-------- THE DATA --------
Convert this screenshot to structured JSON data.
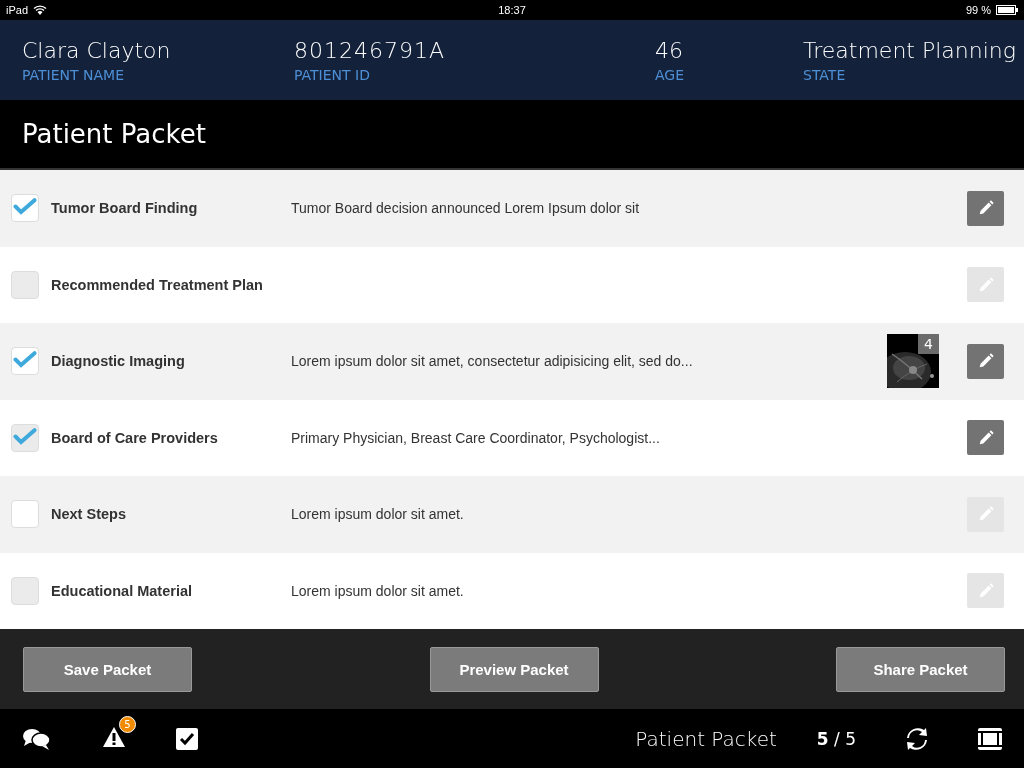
{
  "status_bar": {
    "device": "iPad",
    "time": "18:37",
    "battery": "99 %"
  },
  "patient": [
    {
      "value": "Clara Clayton",
      "label": "PATIENT NAME"
    },
    {
      "value": "801246791A",
      "label": "PATIENT ID"
    },
    {
      "value": "46",
      "label": "AGE"
    },
    {
      "value": "Treatment Planning",
      "label": "STATE"
    }
  ],
  "title": "Patient Packet",
  "rows": [
    {
      "name": "Tumor Board Finding",
      "description": "Tumor Board decision announced Lorem Ipsum dolor sit",
      "checked": true,
      "disabled": false,
      "edit_enabled": true
    },
    {
      "name": "Recommended Treatment Plan",
      "checked": false,
      "disabled": true,
      "edit_enabled": false
    },
    {
      "name": "Diagnostic Imaging",
      "description": "Lorem ipsum dolor sit amet, consectetur adipisicing elit, sed do...",
      "checked": true,
      "disabled": false,
      "edit_enabled": true,
      "image_count": "4"
    },
    {
      "name": "Board of Care Providers",
      "description": "Primary Physician, Breast Care Coordinator, Psychologist...",
      "checked": true,
      "disabled": true,
      "edit_enabled": true
    },
    {
      "name": "Next Steps",
      "description": "Lorem ipsum dolor sit amet.",
      "checked": false,
      "disabled": false,
      "edit_enabled": false
    },
    {
      "name": "Educational Material",
      "description": "Lorem ipsum dolor sit amet.",
      "checked": false,
      "disabled": true,
      "edit_enabled": false
    }
  ],
  "buttons": [
    "Save Packet",
    "Preview Packet",
    "Share Packet"
  ],
  "bottom_bar": {
    "alert_count": "5",
    "title": "Patient Packet",
    "page": "**5** / 5"
  }
}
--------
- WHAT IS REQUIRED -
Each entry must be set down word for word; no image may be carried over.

- RESULT -
Convert this screenshot to structured JSON data.
{
  "status_bar": {
    "device": "iPad",
    "time": "18:37",
    "battery": "99 %"
  },
  "patient": [
    {
      "value": "Clara Clayton",
      "label": "PATIENT NAME"
    },
    {
      "value": "801246791A",
      "label": "PATIENT ID"
    },
    {
      "value": "46",
      "label": "AGE"
    },
    {
      "value": "Treatment Planning",
      "label": "STATE"
    }
  ],
  "title": "Patient Packet",
  "rows": [
    {
      "name": "Tumor Board Finding",
      "description": "Tumor Board decision announced Lorem Ipsum dolor sit",
      "checked": true,
      "disabled": false,
      "edit_enabled": true
    },
    {
      "name": "Recommended Treatment Plan",
      "checked": false,
      "disabled": true,
      "edit_enabled": false
    },
    {
      "name": "Diagnostic Imaging",
      "description": "Lorem ipsum dolor sit amet, consectetur adipisicing elit, sed do...",
      "checked": true,
      "disabled": false,
      "edit_enabled": true,
      "image_count": "4"
    },
    {
      "name": "Board of Care Providers",
      "description": "Primary Physician, Breast Care Coordinator, Psychologist...",
      "checked": true,
      "disabled": true,
      "edit_enabled": true
    },
    {
      "name": "Next Steps",
      "description": "Lorem ipsum dolor sit amet.",
      "checked": false,
      "disabled": false,
      "edit_enabled": false
    },
    {
      "name": "Educational Material",
      "description": "Lorem ipsum dolor sit amet.",
      "checked": false,
      "disabled": true,
      "edit_enabled": false
    }
  ],
  "buttons": [
    "Save Packet",
    "Preview Packet",
    "Share Packet"
  ],
  "bottom_bar": {
    "alert_count": "5",
    "title": "Patient Packet",
    "page": "**5** / 5"
  }
}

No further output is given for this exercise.